These four-legged helpers are trained not just to help the blind or partially sighted but also to recognise a variety of sounds for the deaf or detect the signs of an impending epileptic fit.

Some of the dogs can recognise the sound of an alarm clock, a knock on the door or a fire alarm – and transmit the information by moving their paws or adopting certain positions.

Veronica Pearce, a spokeswoman for the association Hearing Dogs For Deaf People, which was taking part in the display at Crufts, the world’s biggest dog show, said the aim of the charity was to give disabled people their independence back.

“We have got lots of people who before might be relying on their parents or their parents wouldn’t be able to leave them, but are now living on their own,” Pearce said.

Since it was created in 1985, the organisation has helped more than 2,000 people.

“If someone requests a certain sound at application stage, we will make sure that the dog is trained ready for that,” said Janine Hovey, a 27-year-old trainer.

One example is training dogs to react to baby monitors.

“If they’ve got a child, and they want to be able to hear the baby monitor, we can train the dog for that specific sound,” she said.

For the past three years, John Morris, a former warehouse worker based in Leeds in northern England, has had Theo, a cocker spaniel given to him by the association.

“I have now got my freedom back. Without him, I could not go out,” said Morris, who lost his hearing 15 years ago because of his job and now works as a volunteer for the association.

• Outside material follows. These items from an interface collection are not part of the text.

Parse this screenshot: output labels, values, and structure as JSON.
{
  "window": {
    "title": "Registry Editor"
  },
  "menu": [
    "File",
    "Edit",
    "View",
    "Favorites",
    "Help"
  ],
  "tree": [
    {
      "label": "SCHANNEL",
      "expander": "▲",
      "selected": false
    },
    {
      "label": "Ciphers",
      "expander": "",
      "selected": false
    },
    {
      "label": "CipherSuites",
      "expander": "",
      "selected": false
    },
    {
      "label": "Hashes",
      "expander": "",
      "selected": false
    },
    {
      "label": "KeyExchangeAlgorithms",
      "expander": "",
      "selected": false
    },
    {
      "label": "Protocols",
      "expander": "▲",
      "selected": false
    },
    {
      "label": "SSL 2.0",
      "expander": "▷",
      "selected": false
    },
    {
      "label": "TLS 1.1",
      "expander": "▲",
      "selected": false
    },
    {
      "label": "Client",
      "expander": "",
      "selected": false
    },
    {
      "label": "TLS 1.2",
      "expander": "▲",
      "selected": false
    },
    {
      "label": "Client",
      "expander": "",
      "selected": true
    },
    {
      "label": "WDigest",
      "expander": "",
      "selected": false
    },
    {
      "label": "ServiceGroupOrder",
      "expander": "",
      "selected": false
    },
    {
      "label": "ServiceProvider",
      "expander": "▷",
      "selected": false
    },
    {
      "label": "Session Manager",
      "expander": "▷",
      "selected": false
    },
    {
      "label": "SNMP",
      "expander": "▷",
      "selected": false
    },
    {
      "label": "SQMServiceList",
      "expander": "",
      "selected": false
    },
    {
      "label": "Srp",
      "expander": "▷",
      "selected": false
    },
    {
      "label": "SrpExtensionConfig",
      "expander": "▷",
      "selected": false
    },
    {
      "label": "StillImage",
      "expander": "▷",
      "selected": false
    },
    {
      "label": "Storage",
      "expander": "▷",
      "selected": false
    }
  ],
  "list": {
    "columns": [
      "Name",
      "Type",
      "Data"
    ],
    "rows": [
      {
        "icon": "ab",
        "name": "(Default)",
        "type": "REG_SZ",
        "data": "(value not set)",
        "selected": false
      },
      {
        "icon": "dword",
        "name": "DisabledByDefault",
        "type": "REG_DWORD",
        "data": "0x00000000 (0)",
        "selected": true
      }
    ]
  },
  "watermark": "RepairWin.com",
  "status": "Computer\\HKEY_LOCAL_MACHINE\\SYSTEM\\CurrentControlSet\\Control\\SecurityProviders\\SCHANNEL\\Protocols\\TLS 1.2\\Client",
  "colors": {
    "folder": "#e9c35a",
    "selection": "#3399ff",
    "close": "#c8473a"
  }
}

For Morris, it is about more than having a dog who can hear for him.
Walking around with Theo and the curiosity that the dog arouses has given Morris his confidence back.

“I now talk to people, whereas I didn’t before. I couldn’t look at people in the face,” he said.
“It gives me a new life”.

In total, more than 7,000 people in Britain are helped by a dog, including around 5,000 for the blind or partially sighted.

Diagnosed with epilepsy in 1998, Lynn Radcliffe lost her driving licence and her job and had to give up going to football games.

“It was really dangerous to go out on my own. Just simple things like crossing the road were dangerous – I could have gone into a seizure without warning, so I had to have someone with me.”

The arrival of Simba, a labrador trained by the association Support Dogs, has changed things.

“There are very subtle signals that we wouldn’t see, but dogs are very good at picking these signals up,” said Rita Howson, the director of the association, which also helps adults with physical handicaps and autistic children.

“They can warn the person between 15 or 50 minutes prior to that seizure happening.”

While a warning bark fails to prevent an epileptic seizure it does give time for people to prepare for it. “It makes life safer in the house,” said Radcliffe.